◆ About this exercise
Which lines below contain "Расчетные"? Copy every one of them.

◆ Data for this task

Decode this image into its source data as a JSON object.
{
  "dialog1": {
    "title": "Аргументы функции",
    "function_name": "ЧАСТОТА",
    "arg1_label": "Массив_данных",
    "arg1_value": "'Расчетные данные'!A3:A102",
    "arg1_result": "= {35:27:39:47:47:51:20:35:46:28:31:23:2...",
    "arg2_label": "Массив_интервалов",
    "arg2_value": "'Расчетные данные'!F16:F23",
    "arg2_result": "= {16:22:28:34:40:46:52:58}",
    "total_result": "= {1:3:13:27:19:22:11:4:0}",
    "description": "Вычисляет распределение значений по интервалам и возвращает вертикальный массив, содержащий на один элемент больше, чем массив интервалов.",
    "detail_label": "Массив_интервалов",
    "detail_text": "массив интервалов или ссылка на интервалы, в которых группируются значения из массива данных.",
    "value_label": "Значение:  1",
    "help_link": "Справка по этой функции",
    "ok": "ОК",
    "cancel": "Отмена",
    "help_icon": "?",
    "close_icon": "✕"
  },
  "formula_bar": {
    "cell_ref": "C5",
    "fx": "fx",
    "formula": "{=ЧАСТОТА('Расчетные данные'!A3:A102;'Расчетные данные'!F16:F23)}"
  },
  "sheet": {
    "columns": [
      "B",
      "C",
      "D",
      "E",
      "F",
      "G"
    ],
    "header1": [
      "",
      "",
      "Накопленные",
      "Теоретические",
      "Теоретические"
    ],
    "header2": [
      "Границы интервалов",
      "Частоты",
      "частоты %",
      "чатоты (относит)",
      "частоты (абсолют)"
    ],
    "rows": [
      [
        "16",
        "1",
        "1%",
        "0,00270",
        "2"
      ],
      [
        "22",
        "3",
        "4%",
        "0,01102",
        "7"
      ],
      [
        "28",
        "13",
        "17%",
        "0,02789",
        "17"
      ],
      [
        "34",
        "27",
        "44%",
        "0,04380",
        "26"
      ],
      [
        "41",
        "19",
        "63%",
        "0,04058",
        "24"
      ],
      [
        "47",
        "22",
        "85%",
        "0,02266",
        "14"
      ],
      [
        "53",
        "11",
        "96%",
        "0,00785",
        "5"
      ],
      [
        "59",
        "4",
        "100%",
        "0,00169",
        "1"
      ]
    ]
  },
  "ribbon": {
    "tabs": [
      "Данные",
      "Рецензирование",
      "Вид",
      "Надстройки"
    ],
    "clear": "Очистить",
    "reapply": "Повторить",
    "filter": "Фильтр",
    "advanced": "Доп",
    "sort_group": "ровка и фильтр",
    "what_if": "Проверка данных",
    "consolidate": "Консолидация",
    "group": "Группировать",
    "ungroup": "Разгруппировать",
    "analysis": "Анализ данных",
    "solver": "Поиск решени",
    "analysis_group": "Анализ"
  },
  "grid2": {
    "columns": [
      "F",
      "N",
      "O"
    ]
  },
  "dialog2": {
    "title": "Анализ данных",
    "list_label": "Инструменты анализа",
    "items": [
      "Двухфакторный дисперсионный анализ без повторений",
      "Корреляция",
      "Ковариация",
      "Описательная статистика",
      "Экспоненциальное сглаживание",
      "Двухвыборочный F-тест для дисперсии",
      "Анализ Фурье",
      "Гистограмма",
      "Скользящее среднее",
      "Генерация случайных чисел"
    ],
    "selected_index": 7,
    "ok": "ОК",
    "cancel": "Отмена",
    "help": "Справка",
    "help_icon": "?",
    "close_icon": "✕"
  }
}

◆ Output below
    "arg1_value": "'Расчетные данные'!A3:A102",
    "arg2_value": "'Расчетные данные'!F16:F23",
    "formula": "{=ЧАСТОТА('Расчетные данные'!A3:A102;'Расчетные данные'!F16:F23)}"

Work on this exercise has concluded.